  17. ^ Rosenberg, Alyssa (June 27, 2014). "Re-reading feminist author Marion Zimmer Bradley in the wake of sexual assault allegations". Washington Post. Retrieved June 27, 2014.
  18. ^ Seidl, Christian (June 29, 2014). "Hat die Avalon-Autorin ihre Tochter missbraucht?". Bild. Retrieved June 29, 2014.
  19. ^ Goldin, Stephen (1999). "Timeline of Events". Marion Zimmer Bradley: In Her Own Words. Stephen Goldin. Archived from the original on September 11, 2016. Retrieved 2015-07-27.
  20. ^ Greyland, Moira (2017-12-17). "Chapter 1: The Closet is Built: My Mother's Early Life (1930–1949)". The Last Closet: The Dark Side of Avalon. Castalia House. ISBN 9789527065204.
  21. ^ "Marion Zimmer Bradley and Child Abus". Retrieved 25 July 2020.
  22. ^ "Marion Zimmer Bradley". Victor Gollancz Ltd. July 2, 2014. Archived from the original on 14 July 2014. Retrieved July 2, 2014.
  23. ^ "On doing a thing I needed to do". Janni Lee Simner. June 13, 2014. Retrieved July 10, 2014.
  24. ^ "This is horrible: Marion Zimmer Bradley's daughter alleges she was molested by her mother". John Scalzi. June 13, 2014. Retrieved July 11, 2014.
  25. ^ "Rape, Abuse, and Marion Zimmer Bradley". Jim C. Hines. June 23, 2014. Retrieved June 23, 2014.
  26. ^ "I'm speechless about this news re: Marion Zimmer Bradley. I can forgive artists for falling short of their ideals, but not for CHILD ABUSE". G. Willow Wilson. June 25, 2014. Retrieved June 25, 2014.
  27. ^ "Marion Zimmer Bradley". Diana L. Paxson.
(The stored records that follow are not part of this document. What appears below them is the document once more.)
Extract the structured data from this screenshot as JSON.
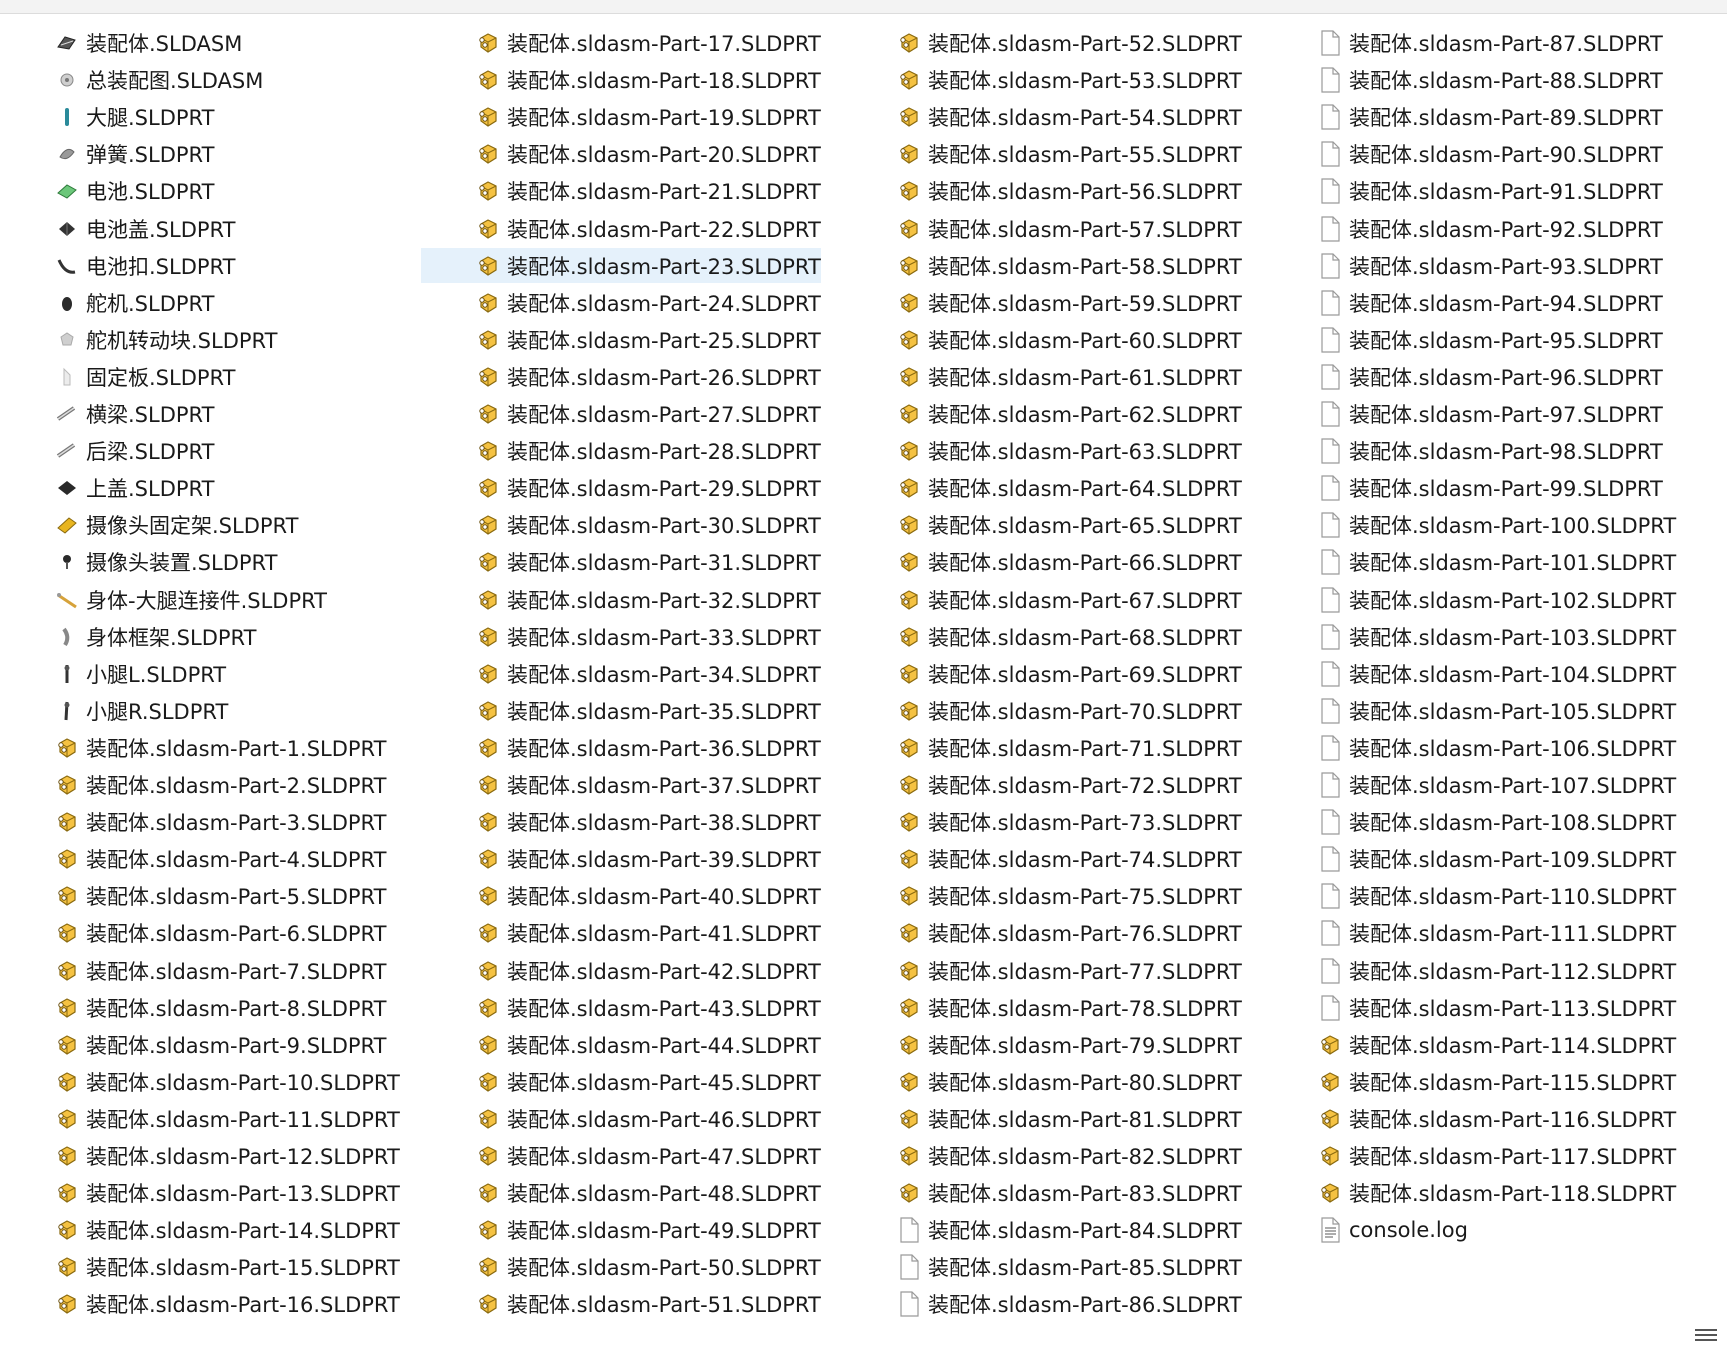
{
  "colors": {
    "selection": "#e5f1fb",
    "part_icon": "#f5c242",
    "blank_icon_border": "#9a9a9a"
  },
  "icons": {
    "part": "solidworks-part-icon",
    "blank": "blank-file-icon",
    "log": "text-file-icon",
    "model": "model-thumbnail-icon"
  },
  "selected_file": "装配体.sldasm-Part-23.SLDPRT",
  "columns": [
    {
      "items": [
        {
          "name": "装配体.SLDASM",
          "icon": "model"
        },
        {
          "name": "总装配图.SLDASM",
          "icon": "model"
        },
        {
          "name": "大腿.SLDPRT",
          "icon": "model"
        },
        {
          "name": "弹簧.SLDPRT",
          "icon": "model"
        },
        {
          "name": "电池.SLDPRT",
          "icon": "model"
        },
        {
          "name": "电池盖.SLDPRT",
          "icon": "model"
        },
        {
          "name": "电池扣.SLDPRT",
          "icon": "model"
        },
        {
          "name": "舵机.SLDPRT",
          "icon": "model"
        },
        {
          "name": "舵机转动块.SLDPRT",
          "icon": "model"
        },
        {
          "name": "固定板.SLDPRT",
          "icon": "model"
        },
        {
          "name": "横梁.SLDPRT",
          "icon": "model"
        },
        {
          "name": "后梁.SLDPRT",
          "icon": "model"
        },
        {
          "name": "上盖.SLDPRT",
          "icon": "model"
        },
        {
          "name": "摄像头固定架.SLDPRT",
          "icon": "model"
        },
        {
          "name": "摄像头装置.SLDPRT",
          "icon": "model"
        },
        {
          "name": "身体-大腿连接件.SLDPRT",
          "icon": "model"
        },
        {
          "name": "身体框架.SLDPRT",
          "icon": "model"
        },
        {
          "name": "小腿L.SLDPRT",
          "icon": "model"
        },
        {
          "name": "小腿R.SLDPRT",
          "icon": "model"
        },
        {
          "name": "装配体.sldasm-Part-1.SLDPRT",
          "icon": "part"
        },
        {
          "name": "装配体.sldasm-Part-2.SLDPRT",
          "icon": "part"
        },
        {
          "name": "装配体.sldasm-Part-3.SLDPRT",
          "icon": "part"
        },
        {
          "name": "装配体.sldasm-Part-4.SLDPRT",
          "icon": "part"
        },
        {
          "name": "装配体.sldasm-Part-5.SLDPRT",
          "icon": "part"
        },
        {
          "name": "装配体.sldasm-Part-6.SLDPRT",
          "icon": "part"
        },
        {
          "name": "装配体.sldasm-Part-7.SLDPRT",
          "icon": "part"
        },
        {
          "name": "装配体.sldasm-Part-8.SLDPRT",
          "icon": "part"
        },
        {
          "name": "装配体.sldasm-Part-9.SLDPRT",
          "icon": "part"
        },
        {
          "name": "装配体.sldasm-Part-10.SLDPRT",
          "icon": "part"
        },
        {
          "name": "装配体.sldasm-Part-11.SLDPRT",
          "icon": "part"
        },
        {
          "name": "装配体.sldasm-Part-12.SLDPRT",
          "icon": "part"
        },
        {
          "name": "装配体.sldasm-Part-13.SLDPRT",
          "icon": "part"
        },
        {
          "name": "装配体.sldasm-Part-14.SLDPRT",
          "icon": "part"
        },
        {
          "name": "装配体.sldasm-Part-15.SLDPRT",
          "icon": "part"
        },
        {
          "name": "装配体.sldasm-Part-16.SLDPRT",
          "icon": "part"
        }
      ]
    },
    {
      "items": [
        {
          "name": "装配体.sldasm-Part-17.SLDPRT",
          "icon": "part"
        },
        {
          "name": "装配体.sldasm-Part-18.SLDPRT",
          "icon": "part"
        },
        {
          "name": "装配体.sldasm-Part-19.SLDPRT",
          "icon": "part"
        },
        {
          "name": "装配体.sldasm-Part-20.SLDPRT",
          "icon": "part"
        },
        {
          "name": "装配体.sldasm-Part-21.SLDPRT",
          "icon": "part"
        },
        {
          "name": "装配体.sldasm-Part-22.SLDPRT",
          "icon": "part"
        },
        {
          "name": "装配体.sldasm-Part-23.SLDPRT",
          "icon": "part"
        },
        {
          "name": "装配体.sldasm-Part-24.SLDPRT",
          "icon": "part"
        },
        {
          "name": "装配体.sldasm-Part-25.SLDPRT",
          "icon": "part"
        },
        {
          "name": "装配体.sldasm-Part-26.SLDPRT",
          "icon": "part"
        },
        {
          "name": "装配体.sldasm-Part-27.SLDPRT",
          "icon": "part"
        },
        {
          "name": "装配体.sldasm-Part-28.SLDPRT",
          "icon": "part"
        },
        {
          "name": "装配体.sldasm-Part-29.SLDPRT",
          "icon": "part"
        },
        {
          "name": "装配体.sldasm-Part-30.SLDPRT",
          "icon": "part"
        },
        {
          "name": "装配体.sldasm-Part-31.SLDPRT",
          "icon": "part"
        },
        {
          "name": "装配体.sldasm-Part-32.SLDPRT",
          "icon": "part"
        },
        {
          "name": "装配体.sldasm-Part-33.SLDPRT",
          "icon": "part"
        },
        {
          "name": "装配体.sldasm-Part-34.SLDPRT",
          "icon": "part"
        },
        {
          "name": "装配体.sldasm-Part-35.SLDPRT",
          "icon": "part"
        },
        {
          "name": "装配体.sldasm-Part-36.SLDPRT",
          "icon": "part"
        },
        {
          "name": "装配体.sldasm-Part-37.SLDPRT",
          "icon": "part"
        },
        {
          "name": "装配体.sldasm-Part-38.SLDPRT",
          "icon": "part"
        },
        {
          "name": "装配体.sldasm-Part-39.SLDPRT",
          "icon": "part"
        },
        {
          "name": "装配体.sldasm-Part-40.SLDPRT",
          "icon": "part"
        },
        {
          "name": "装配体.sldasm-Part-41.SLDPRT",
          "icon": "part"
        },
        {
          "name": "装配体.sldasm-Part-42.SLDPRT",
          "icon": "part"
        },
        {
          "name": "装配体.sldasm-Part-43.SLDPRT",
          "icon": "part"
        },
        {
          "name": "装配体.sldasm-Part-44.SLDPRT",
          "icon": "part"
        },
        {
          "name": "装配体.sldasm-Part-45.SLDPRT",
          "icon": "part"
        },
        {
          "name": "装配体.sldasm-Part-46.SLDPRT",
          "icon": "part"
        },
        {
          "name": "装配体.sldasm-Part-47.SLDPRT",
          "icon": "part"
        },
        {
          "name": "装配体.sldasm-Part-48.SLDPRT",
          "icon": "part"
        },
        {
          "name": "装配体.sldasm-Part-49.SLDPRT",
          "icon": "part"
        },
        {
          "name": "装配体.sldasm-Part-50.SLDPRT",
          "icon": "part"
        },
        {
          "name": "装配体.sldasm-Part-51.SLDPRT",
          "icon": "part"
        }
      ]
    },
    {
      "items": [
        {
          "name": "装配体.sldasm-Part-52.SLDPRT",
          "icon": "part"
        },
        {
          "name": "装配体.sldasm-Part-53.SLDPRT",
          "icon": "part"
        },
        {
          "name": "装配体.sldasm-Part-54.SLDPRT",
          "icon": "part"
        },
        {
          "name": "装配体.sldasm-Part-55.SLDPRT",
          "icon": "part"
        },
        {
          "name": "装配体.sldasm-Part-56.SLDPRT",
          "icon": "part"
        },
        {
          "name": "装配体.sldasm-Part-57.SLDPRT",
          "icon": "part"
        },
        {
          "name": "装配体.sldasm-Part-58.SLDPRT",
          "icon": "part"
        },
        {
          "name": "装配体.sldasm-Part-59.SLDPRT",
          "icon": "part"
        },
        {
          "name": "装配体.sldasm-Part-60.SLDPRT",
          "icon": "part"
        },
        {
          "name": "装配体.sldasm-Part-61.SLDPRT",
          "icon": "part"
        },
        {
          "name": "装配体.sldasm-Part-62.SLDPRT",
          "icon": "part"
        },
        {
          "name": "装配体.sldasm-Part-63.SLDPRT",
          "icon": "part"
        },
        {
          "name": "装配体.sldasm-Part-64.SLDPRT",
          "icon": "part"
        },
        {
          "name": "装配体.sldasm-Part-65.SLDPRT",
          "icon": "part"
        },
        {
          "name": "装配体.sldasm-Part-66.SLDPRT",
          "icon": "part"
        },
        {
          "name": "装配体.sldasm-Part-67.SLDPRT",
          "icon": "part"
        },
        {
          "name": "装配体.sldasm-Part-68.SLDPRT",
          "icon": "part"
        },
        {
          "name": "装配体.sldasm-Part-69.SLDPRT",
          "icon": "part"
        },
        {
          "name": "装配体.sldasm-Part-70.SLDPRT",
          "icon": "part"
        },
        {
          "name": "装配体.sldasm-Part-71.SLDPRT",
          "icon": "part"
        },
        {
          "name": "装配体.sldasm-Part-72.SLDPRT",
          "icon": "part"
        },
        {
          "name": "装配体.sldasm-Part-73.SLDPRT",
          "icon": "part"
        },
        {
          "name": "装配体.sldasm-Part-74.SLDPRT",
          "icon": "part"
        },
        {
          "name": "装配体.sldasm-Part-75.SLDPRT",
          "icon": "part"
        },
        {
          "name": "装配体.sldasm-Part-76.SLDPRT",
          "icon": "part"
        },
        {
          "name": "装配体.sldasm-Part-77.SLDPRT",
          "icon": "part"
        },
        {
          "name": "装配体.sldasm-Part-78.SLDPRT",
          "icon": "part"
        },
        {
          "name": "装配体.sldasm-Part-79.SLDPRT",
          "icon": "part"
        },
        {
          "name": "装配体.sldasm-Part-80.SLDPRT",
          "icon": "part"
        },
        {
          "name": "装配体.sldasm-Part-81.SLDPRT",
          "icon": "part"
        },
        {
          "name": "装配体.sldasm-Part-82.SLDPRT",
          "icon": "part"
        },
        {
          "name": "装配体.sldasm-Part-83.SLDPRT",
          "icon": "part"
        },
        {
          "name": "装配体.sldasm-Part-84.SLDPRT",
          "icon": "blank"
        },
        {
          "name": "装配体.sldasm-Part-85.SLDPRT",
          "icon": "blank"
        },
        {
          "name": "装配体.sldasm-Part-86.SLDPRT",
          "icon": "blank"
        }
      ]
    },
    {
      "items": [
        {
          "name": "装配体.sldasm-Part-87.SLDPRT",
          "icon": "blank"
        },
        {
          "name": "装配体.sldasm-Part-88.SLDPRT",
          "icon": "blank"
        },
        {
          "name": "装配体.sldasm-Part-89.SLDPRT",
          "icon": "blank"
        },
        {
          "name": "装配体.sldasm-Part-90.SLDPRT",
          "icon": "blank"
        },
        {
          "name": "装配体.sldasm-Part-91.SLDPRT",
          "icon": "blank"
        },
        {
          "name": "装配体.sldasm-Part-92.SLDPRT",
          "icon": "blank"
        },
        {
          "name": "装配体.sldasm-Part-93.SLDPRT",
          "icon": "blank"
        },
        {
          "name": "装配体.sldasm-Part-94.SLDPRT",
          "icon": "blank"
        },
        {
          "name": "装配体.sldasm-Part-95.SLDPRT",
          "icon": "blank"
        },
        {
          "name": "装配体.sldasm-Part-96.SLDPRT",
          "icon": "blank"
        },
        {
          "name": "装配体.sldasm-Part-97.SLDPRT",
          "icon": "blank"
        },
        {
          "name": "装配体.sldasm-Part-98.SLDPRT",
          "icon": "blank"
        },
        {
          "name": "装配体.sldasm-Part-99.SLDPRT",
          "icon": "blank"
        },
        {
          "name": "装配体.sldasm-Part-100.SLDPRT",
          "icon": "blank"
        },
        {
          "name": "装配体.sldasm-Part-101.SLDPRT",
          "icon": "blank"
        },
        {
          "name": "装配体.sldasm-Part-102.SLDPRT",
          "icon": "blank"
        },
        {
          "name": "装配体.sldasm-Part-103.SLDPRT",
          "icon": "blank"
        },
        {
          "name": "装配体.sldasm-Part-104.SLDPRT",
          "icon": "blank"
        },
        {
          "name": "装配体.sldasm-Part-105.SLDPRT",
          "icon": "blank"
        },
        {
          "name": "装配体.sldasm-Part-106.SLDPRT",
          "icon": "blank"
        },
        {
          "name": "装配体.sldasm-Part-107.SLDPRT",
          "icon": "blank"
        },
        {
          "name": "装配体.sldasm-Part-108.SLDPRT",
          "icon": "blank"
        },
        {
          "name": "装配体.sldasm-Part-109.SLDPRT",
          "icon": "blank"
        },
        {
          "name": "装配体.sldasm-Part-110.SLDPRT",
          "icon": "blank"
        },
        {
          "name": "装配体.sldasm-Part-111.SLDPRT",
          "icon": "blank"
        },
        {
          "name": "装配体.sldasm-Part-112.SLDPRT",
          "icon": "blank"
        },
        {
          "name": "装配体.sldasm-Part-113.SLDPRT",
          "icon": "blank"
        },
        {
          "name": "装配体.sldasm-Part-114.SLDPRT",
          "icon": "part"
        },
        {
          "name": "装配体.sldasm-Part-115.SLDPRT",
          "icon": "part"
        },
        {
          "name": "装配体.sldasm-Part-116.SLDPRT",
          "icon": "part"
        },
        {
          "name": "装配体.sldasm-Part-117.SLDPRT",
          "icon": "part"
        },
        {
          "name": "装配体.sldasm-Part-118.SLDPRT",
          "icon": "part"
        },
        {
          "name": "console.log",
          "icon": "log"
        }
      ]
    }
  ]
}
June 25, 2014. Archived from the original on April 28, 2016. Retrieved May 26, 2016.
  28. ^ Edward James, "Bradley, Marion Zimmer", St. James Guide To Fantasy Writers, ed. David Pringle, St. James Press, 1996, ISBN 1-55862-205-5, p. 68-71.
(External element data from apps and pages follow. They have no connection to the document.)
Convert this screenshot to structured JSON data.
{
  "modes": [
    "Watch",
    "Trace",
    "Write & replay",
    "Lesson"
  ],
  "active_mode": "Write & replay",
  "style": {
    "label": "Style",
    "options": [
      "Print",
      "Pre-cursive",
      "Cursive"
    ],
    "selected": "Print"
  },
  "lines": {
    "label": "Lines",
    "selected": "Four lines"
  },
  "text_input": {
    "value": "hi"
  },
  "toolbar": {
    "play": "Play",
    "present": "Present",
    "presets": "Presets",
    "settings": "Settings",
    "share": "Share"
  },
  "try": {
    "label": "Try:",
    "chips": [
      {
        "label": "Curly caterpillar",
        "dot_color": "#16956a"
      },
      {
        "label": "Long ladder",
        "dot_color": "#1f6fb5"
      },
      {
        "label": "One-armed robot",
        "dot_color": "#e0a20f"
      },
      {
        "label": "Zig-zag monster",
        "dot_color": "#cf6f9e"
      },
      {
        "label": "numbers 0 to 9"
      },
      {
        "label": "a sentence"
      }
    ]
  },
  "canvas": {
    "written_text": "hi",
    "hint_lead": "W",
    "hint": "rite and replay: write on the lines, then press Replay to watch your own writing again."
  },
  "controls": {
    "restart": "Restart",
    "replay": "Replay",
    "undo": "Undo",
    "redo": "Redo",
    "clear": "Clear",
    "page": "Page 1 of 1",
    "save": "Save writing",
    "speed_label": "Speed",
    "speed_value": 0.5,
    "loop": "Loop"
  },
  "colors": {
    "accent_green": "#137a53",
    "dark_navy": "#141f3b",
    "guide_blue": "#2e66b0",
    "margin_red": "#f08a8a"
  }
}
  29. ^ Publication Listing – Title: Vortex Science Fiction Vol. 1, No. 2, Internet Speculative Fiction Database
  30. ^ "Marion Zimmer Bradley". Retrieved 2018-09-25.
  31. ^ "Collection - Howard Gotlieb Archival Research Center". Retrieved 2019-05-03.
  32. ^ "... Marion Zimmer Bradley, came up with 'Society for Creative Anachronism' which quickly caught on." Archived July 27, 2011, at the Wayback Machine
  33. ^ "The Contraband Incident: The Strange Case of Marion Zimmer Bradley." Coker, Catherine. 2011. – Transformative Works and Cultures, no. 6. doi:10.3983/twc.2011.0236. Texas A & M University, College Station, TX
  34. ^ Sutherland, Doris V. (24 December 2019). "A Tarnished Legacy: The End of Marion Zimmer Bradley's Sword and Sorceress". Retrieved 18 March 2023.
  35. ^ Adrian, Jack (30 September 1999). "Obituary: Marion Zimmer Bradley". The Independent. Retrieved 2018-09-24.
  36. ^ "Marion Zimmer Bradley Literary Works Trust". Retrieved 2018-09-25.
  37. ^ "World Fantasy Awards 2000". Retrieved 2018-09-25.